To those not up to speed on the code, it’s a ‘voluntary’ agreement which aims is to speed up payment from large corporates to their smaller suppliers.
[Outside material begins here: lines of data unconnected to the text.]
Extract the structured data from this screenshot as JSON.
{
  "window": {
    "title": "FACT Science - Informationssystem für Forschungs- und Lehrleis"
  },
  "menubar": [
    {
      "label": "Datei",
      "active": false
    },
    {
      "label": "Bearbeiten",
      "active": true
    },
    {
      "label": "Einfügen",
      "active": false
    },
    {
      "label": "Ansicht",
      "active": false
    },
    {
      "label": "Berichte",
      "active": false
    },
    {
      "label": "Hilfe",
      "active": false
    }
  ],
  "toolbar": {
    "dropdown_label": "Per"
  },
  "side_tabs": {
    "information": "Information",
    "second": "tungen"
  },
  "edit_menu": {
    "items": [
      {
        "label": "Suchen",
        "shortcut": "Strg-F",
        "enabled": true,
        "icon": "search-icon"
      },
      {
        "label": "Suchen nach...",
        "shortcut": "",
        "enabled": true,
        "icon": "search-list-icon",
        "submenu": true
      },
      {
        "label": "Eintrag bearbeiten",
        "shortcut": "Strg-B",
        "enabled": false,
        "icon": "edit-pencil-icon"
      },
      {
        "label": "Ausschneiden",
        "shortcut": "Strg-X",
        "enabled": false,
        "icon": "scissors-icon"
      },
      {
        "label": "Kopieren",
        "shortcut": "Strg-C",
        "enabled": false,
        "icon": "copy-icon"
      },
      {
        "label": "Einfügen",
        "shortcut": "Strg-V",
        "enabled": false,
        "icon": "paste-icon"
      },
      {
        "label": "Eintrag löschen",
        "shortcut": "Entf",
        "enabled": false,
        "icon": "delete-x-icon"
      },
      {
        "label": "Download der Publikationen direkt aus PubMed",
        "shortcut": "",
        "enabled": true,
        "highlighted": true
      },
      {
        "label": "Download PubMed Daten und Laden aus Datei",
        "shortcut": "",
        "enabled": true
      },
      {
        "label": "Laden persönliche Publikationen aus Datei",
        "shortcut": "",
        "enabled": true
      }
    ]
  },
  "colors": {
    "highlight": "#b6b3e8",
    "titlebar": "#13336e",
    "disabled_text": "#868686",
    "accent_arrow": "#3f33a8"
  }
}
A touch over 1,000 businesses are signed up to the code, but a mere 32 of them members of the FTSE 350.

Armed with the threat of bad PR, Business Minister Michael Fallon is setting out to scare big business into signing up to the code, hopefully making things a little easier on the cash-flow front for freelancers and small businesses.

As we all well know, late payments are the bane of freelancers existence. Recent research by payments firm BACS shed light on the continuing problem, showing that the average UK small business is owed £45,000 in late payments, which, if extrapolated across the small business community, makes a total of £35bn owed.

It’s debatable whether Fallon’s naming and shaming will have any tangible effect, some tighter legislation would probably be more effective, yet his move has been welcomed nonetheless.

Commenting on the subject Phil Orford, CEO of the Forum of Private Business, said:

“All too often we see a domino effect of late payment right down the supply chain. It decimates cash flow and forces many firms into administration, so it is important that we do whatever it takes to reverse this trend and set in motion a culture of prompt payment for small businesses and the economy as a whole.”

Hear, hear Phil. Hear, hear.

Photo by University of Salford